The Human Rights of Persons with Leprosy: Combatting disease, stigma, and discrimination, Statement of Craig Mokhiber, Chief, Development and Economic and Social Issues Branch, Research and Right to Development Division
17 June 2015
Exhibition and Side Event Hosted by the Nippon Foundation and the Government of Japan Palais des Nations, 17 June 2015
Thank you, Chair, and thanks to the Nippon Foundation, the Government of Japan, and their partners for hosting this moving exhibit, and this important discussion.
Leprosy is one of the oldest diseases known to humankind. Historically, people with the condition and their family members have been marginalized, neglected, and denied the most fundamental human rights.
One of the world’s “neglected diseases”, it affects the poorest, most disadvantaged members of society.
And thousands of people still suffer from the disease.
In many places, they are still subjected to stigma and multiple forms of discrimination, including denial of access to work, education or community life.
But now, more than ever, there is hope.
Hope because it is curable and, if caught early enough, the disabilities it causes can be entirely prevented.
Hope because it has been eliminated as a public health problem in most countries and radically reduced in others.
Hope because in just 25 years, more than 16 million cases of leprosy have been cured.
And hope because, only five years ago, the international community adopted the “Principles and guidelines for the elimination of discrimination against persons affected by leprosy and their family members.”
These principles affirm the dignity of persons affected by the disease, and their entitlement to all human rights, on an equal basis with others.
All human rights.
Civil, political, economic, social, and cultural rights.
Citizenship rights, family rights, electoral rights, labour rights.
The right to education, to participation, to culture.
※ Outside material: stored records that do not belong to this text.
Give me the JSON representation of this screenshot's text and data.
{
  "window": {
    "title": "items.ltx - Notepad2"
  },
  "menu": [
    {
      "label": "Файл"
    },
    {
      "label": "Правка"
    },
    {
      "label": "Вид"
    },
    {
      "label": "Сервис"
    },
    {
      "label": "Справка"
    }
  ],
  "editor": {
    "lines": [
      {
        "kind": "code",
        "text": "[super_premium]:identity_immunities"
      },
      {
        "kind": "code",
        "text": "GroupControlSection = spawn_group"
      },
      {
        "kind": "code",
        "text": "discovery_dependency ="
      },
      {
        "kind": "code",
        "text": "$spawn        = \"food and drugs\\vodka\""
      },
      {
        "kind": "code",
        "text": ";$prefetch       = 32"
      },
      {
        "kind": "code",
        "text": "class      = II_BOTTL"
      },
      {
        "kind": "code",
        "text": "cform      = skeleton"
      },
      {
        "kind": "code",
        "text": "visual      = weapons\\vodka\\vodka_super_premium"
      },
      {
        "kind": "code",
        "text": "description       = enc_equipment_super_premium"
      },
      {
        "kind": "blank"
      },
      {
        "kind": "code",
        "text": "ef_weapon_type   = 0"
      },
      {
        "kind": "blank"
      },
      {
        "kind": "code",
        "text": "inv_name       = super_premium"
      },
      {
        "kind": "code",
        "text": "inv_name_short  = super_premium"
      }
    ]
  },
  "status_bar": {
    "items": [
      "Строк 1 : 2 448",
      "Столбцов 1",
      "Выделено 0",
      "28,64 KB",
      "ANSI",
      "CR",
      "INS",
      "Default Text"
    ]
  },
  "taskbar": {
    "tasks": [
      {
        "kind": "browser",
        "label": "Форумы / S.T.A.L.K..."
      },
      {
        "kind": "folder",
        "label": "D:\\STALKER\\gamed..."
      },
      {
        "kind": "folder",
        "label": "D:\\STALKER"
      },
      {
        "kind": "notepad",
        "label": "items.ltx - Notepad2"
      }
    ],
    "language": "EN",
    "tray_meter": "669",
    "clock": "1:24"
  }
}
Importantly, they prohibit discrimination against persons affected by leprosy, and demand the abolition of discriminatory laws and practices.
And, vitally, they require governments to guarantee affordable health care, free medication, early detection programmes, prompt treatment of leprosy itself, as well as for nerve damage, stigmatic consequences, and psychological and social needs.
All of this represents hope, because, after centuries-- even millennia, of isolating and attacking those who suffer from leprosy, we are now instead attacking the disease itself.
We will eradicate leprosy. Medical science is doing its part. But, to be successful, we must also do ours, by eliminating the discrimination and stigma that have helped it to survive for so long, and guaranteeing all human rights, including the right to health, for all.